Against this backdrop, the Strategic Concept clearly de-prioritises the Middle East and North Africa, as well as the Sahel. These regions are barely cited, receiving much less attention than the Indo-Pacific, while the related NATO partnerships, the Mediterranean Dialogue and Istanbul Cooperation Initiative, are not even mentioned – neither in the document nor in the final summit communiqué.

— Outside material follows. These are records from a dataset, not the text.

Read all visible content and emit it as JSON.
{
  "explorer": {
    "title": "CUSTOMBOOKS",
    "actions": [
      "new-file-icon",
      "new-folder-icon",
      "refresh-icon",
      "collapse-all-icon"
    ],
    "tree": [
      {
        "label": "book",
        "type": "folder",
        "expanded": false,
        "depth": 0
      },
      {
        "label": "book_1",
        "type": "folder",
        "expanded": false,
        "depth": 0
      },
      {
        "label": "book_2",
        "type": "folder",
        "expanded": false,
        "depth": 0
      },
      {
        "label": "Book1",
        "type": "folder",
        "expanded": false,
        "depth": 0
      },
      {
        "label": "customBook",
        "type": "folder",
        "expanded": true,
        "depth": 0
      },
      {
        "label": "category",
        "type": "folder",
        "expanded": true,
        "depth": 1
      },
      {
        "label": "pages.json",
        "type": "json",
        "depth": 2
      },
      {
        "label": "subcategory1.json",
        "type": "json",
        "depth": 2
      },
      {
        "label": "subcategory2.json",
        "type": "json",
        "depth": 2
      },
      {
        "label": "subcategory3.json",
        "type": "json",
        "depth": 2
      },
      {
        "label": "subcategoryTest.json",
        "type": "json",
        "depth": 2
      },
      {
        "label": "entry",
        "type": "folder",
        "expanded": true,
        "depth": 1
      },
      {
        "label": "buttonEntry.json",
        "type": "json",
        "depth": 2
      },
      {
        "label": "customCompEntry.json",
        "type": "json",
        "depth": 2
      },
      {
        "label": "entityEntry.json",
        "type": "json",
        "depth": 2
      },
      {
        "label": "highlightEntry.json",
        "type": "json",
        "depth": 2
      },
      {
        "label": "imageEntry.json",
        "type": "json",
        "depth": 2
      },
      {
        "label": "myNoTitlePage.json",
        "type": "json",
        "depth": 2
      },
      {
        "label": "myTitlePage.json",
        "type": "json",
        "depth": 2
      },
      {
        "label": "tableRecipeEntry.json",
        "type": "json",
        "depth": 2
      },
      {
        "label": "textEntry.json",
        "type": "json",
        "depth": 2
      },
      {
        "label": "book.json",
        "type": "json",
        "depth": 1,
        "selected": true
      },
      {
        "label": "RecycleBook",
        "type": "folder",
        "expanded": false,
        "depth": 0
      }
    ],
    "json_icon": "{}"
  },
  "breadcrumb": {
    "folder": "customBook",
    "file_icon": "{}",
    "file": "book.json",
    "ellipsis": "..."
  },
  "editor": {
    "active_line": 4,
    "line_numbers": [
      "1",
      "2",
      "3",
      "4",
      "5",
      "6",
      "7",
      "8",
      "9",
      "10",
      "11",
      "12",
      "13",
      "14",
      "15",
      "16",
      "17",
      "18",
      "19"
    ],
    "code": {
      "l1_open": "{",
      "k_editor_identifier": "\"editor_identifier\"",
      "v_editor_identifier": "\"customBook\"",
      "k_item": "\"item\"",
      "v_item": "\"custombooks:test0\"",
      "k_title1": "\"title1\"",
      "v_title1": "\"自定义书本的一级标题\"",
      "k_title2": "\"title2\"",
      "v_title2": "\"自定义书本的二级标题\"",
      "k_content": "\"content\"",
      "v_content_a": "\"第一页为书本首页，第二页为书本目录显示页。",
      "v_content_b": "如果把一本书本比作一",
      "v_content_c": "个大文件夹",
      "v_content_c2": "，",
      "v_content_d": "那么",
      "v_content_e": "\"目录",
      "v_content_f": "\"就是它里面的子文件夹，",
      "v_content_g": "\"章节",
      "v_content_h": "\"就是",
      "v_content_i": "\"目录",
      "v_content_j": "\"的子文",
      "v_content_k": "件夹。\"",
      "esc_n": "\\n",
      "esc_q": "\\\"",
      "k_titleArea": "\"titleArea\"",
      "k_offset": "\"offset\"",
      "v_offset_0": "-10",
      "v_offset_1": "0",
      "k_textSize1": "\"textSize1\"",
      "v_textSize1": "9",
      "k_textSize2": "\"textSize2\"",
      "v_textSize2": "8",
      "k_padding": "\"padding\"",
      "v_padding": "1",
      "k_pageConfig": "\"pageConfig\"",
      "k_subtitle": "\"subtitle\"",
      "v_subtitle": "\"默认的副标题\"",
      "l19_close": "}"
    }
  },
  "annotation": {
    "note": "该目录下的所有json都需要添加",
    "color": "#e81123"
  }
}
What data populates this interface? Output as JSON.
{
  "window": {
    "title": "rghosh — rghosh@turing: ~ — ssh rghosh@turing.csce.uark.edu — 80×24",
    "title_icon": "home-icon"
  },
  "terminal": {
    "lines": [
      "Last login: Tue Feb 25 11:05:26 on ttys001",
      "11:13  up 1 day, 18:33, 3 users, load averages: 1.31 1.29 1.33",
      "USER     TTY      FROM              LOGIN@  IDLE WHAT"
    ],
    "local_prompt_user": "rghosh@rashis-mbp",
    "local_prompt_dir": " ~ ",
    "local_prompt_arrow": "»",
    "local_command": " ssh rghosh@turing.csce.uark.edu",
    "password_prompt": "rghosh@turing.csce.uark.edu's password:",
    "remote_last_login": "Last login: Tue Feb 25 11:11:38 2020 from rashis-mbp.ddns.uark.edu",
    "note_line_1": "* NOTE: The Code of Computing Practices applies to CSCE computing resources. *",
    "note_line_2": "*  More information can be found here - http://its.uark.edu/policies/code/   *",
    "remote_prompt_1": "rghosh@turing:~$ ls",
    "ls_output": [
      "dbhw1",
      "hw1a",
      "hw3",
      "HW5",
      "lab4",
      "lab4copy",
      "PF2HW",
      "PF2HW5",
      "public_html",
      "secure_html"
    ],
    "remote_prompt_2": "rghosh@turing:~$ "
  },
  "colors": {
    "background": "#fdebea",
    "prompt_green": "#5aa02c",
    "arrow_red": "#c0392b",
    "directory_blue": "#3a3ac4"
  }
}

Since instability, crises and conflicts in Europe’s southern neighbourhood will not go away, the question mark left by the new NATO Strategic Concept is whether and how Europeans want and can address these challenges by themselves.
Alessandro Marrone is Head of Defence Programme at Istituto Affari Internazionali (IAI).
 On the profound changes faced by NATO see Andrea Gilli et al., “Strategic Shifts and NATO’s new Strategic Concept”, in NDC Research Papers, No. 24 (June 2022), https://www.ndc.nato.int/news/news.php?icode=1716.
 Ashley Parker and Emily Rauhala, “Biden and NATO Send Russia a Defiant Message”, in The Washington Post, 29 June 2022, https://www.washingtonpost.com/politics/2022/06/29/biden-nato-defiant-russia.
 NATO, NATO 2022 Strategic Concept, 29 June 2022, point 22, https://www.nato.int/strategic-concept.
 Elio Calcagno and Michelangelo Freyrie, “Cosa sapere della svolta tedesca su difesa e sicurezza”, in AffarInternazionali, 31 May 2022, https://www.affarinternazionali.it/?p=98394.
 NATO, NATO 2022 Strategic Concept, cit., point 25.
 See in this regard: Alessandro Marrone and Ester Sabatino, “Cyber Defence in NATO Countries: Comparing Models”, in IAI Papers, No. 21|05 (February 2021), https://www.iai.it/en/node/12727; Alessandro Marrone and Michele Nones (eds), “The Expanding Nexus between Space and Defence”, in Documenti IAI, No. 22|01 (February 2022), https://www.iai.it/en/node/14669.
 For a reflection on hybrid threats see, among others, Can Kasapoğlu et al., “Countering Hybrid Threats: A New NATO Core Task”, in Clingendael Spectator series: Geopolitics & Global Order, 22 June 2022, https://spectator.clingendael.org/en/node/5546.
 NATO, NATO 2022 Strategic Concept, cit., point 27.
 Ibid., point 24.
 Felix Arteaga et al., “To Face the Russian Threat Europeans Need to Spend Together - Not Side by Side”, in EURACTIV, 19 April 2022, https://www.euractiv.com/?p=1745658.
 NATO, NATO 2022 Strategic Concept, cit., point 32.
 Ibid., point 43.
 Ibid., point 13.
 Ibid., point 14.
 For a comprehensive analysis of NATO partnerships in the Indo-Pacific see, among others, Mirna Galic, “Despite Ukraine Focus, Asia-Pacific to Play Prominent Role at NATO Summit”, in USIP Analyses and Commentaries, 27 June 2022, https://www.usip.org/node/147096; on NATO–Japan relations see Wrenn Yennie Lindgren and Per Erik Solli, “Evolving Japan-NATO Relations in the Leadup to the Madrid Summit”, in RUSI Commentaries, 28 June 2022, https://rusi.org/explore-our-research/publications/commentary/evolving-japan-nato-relations-leadup-madrid-summit.